What does it mean to be an African-Australian? Who is an African-Australian … and why is it personally important for Australians with African ancestry to embrace and own it?
We’ll look at this subject from a range of African perspectives. Featuring host Santilla Chingaipe, with Hawiine, Kirk Zwangobani and Monica Forson.
Santilla Chingaipe is a journalist and filmmaker whose work explores migration, cultural identities and politics. She is a regular contributor to the Saturday Paper, and serves as a member of the Federal Government’s Advisory Group on Australia-Africa Relations (AGAAR).
Chingaipe wrote and directed the documentary series Third Culture Kids for the ABC. Other credits include the short documentary Black As Me.
Her first book of non-fiction detailing the stories of convicts of African descent transported to the Australian penal colonies, is forthcoming with Picador in 2021.
The recipient of several awards, Chingaipe was recognised at the United Nations as one of the most influential people of African descent in the world in 2019.
Hawiine, known in equal fondness as Soreti Kadir, is a multidisciplinary artist. Most well known for her expression as a performance poet, writer, musician, organiser and speaker, her practice is always developing to better communicate her message.
A lover of storytelling, Hawiine recently released her second collection of written work, 167 Ways To Love, available as an ebook. Her most recent musical work is a compilation of poetry and music, titled Pride’s Claw, available on Soundcloud.

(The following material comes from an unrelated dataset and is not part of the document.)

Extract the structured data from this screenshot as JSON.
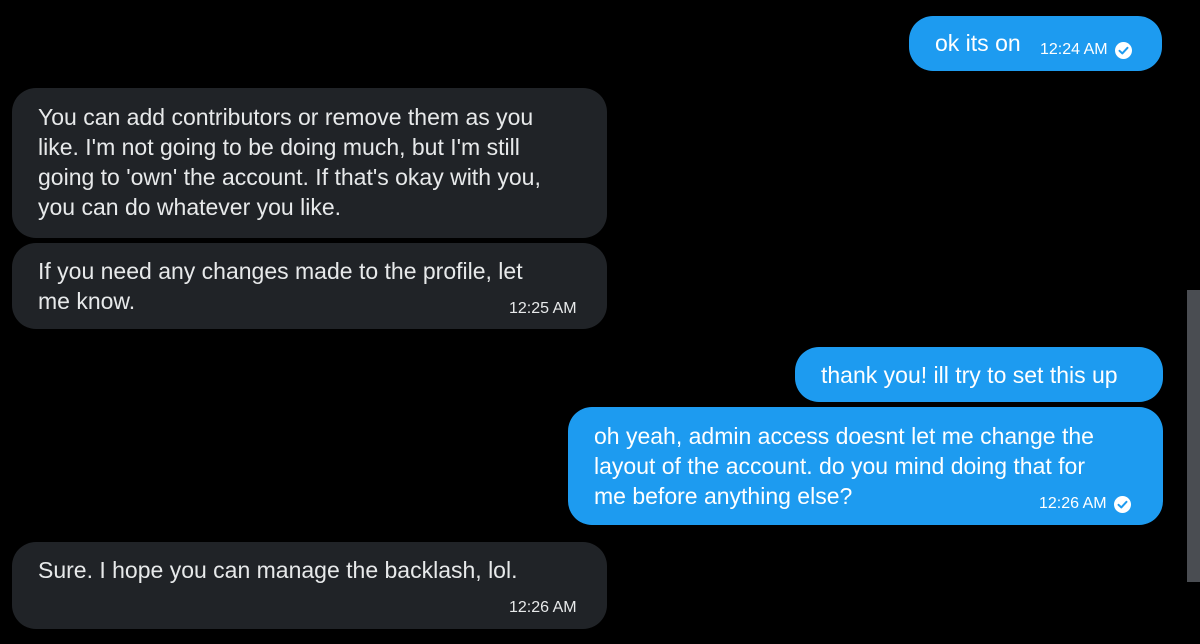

Monica Forson is co-founder and president of the Afro-Australian Student Organisation, a member of the Multifaith Multicultural Youth Network, and youth advisor for the Ghana Association of Australia.
Kirk Zwangobani was born and educated in Canberra, Australia where he now lives and works as an executive teacher. Kirk is an early career researcher who has theorised extensively on the formation of an African Australian identity and belonging, working across a number of fields including postcolonialism, philosophy, cultural studies and education.
People from Africa arrived in Australia with the First Fleet, but large-scale African immigration to Australia is much more recent – and is hugely diverse. While South Africa and Egypt top the list of African migrants to Australia, Melbourne’s largest African communities are from Sudan and Mauritius – and we’re home to more than half the arrivals from Ethiopia and Somalia.
How do we engage with the African community – or rather, communities? What do we know about the more than 50 countries in this vast – and diverse – continent? And what do we think we know, but actually get wrong?
Zambian-born Santilla Chingaipe, an award-winning SBS journalist, will explore the issues and challenge our perceptions in a series of events that tease out the complexities of African-Australian identity, representation and politics.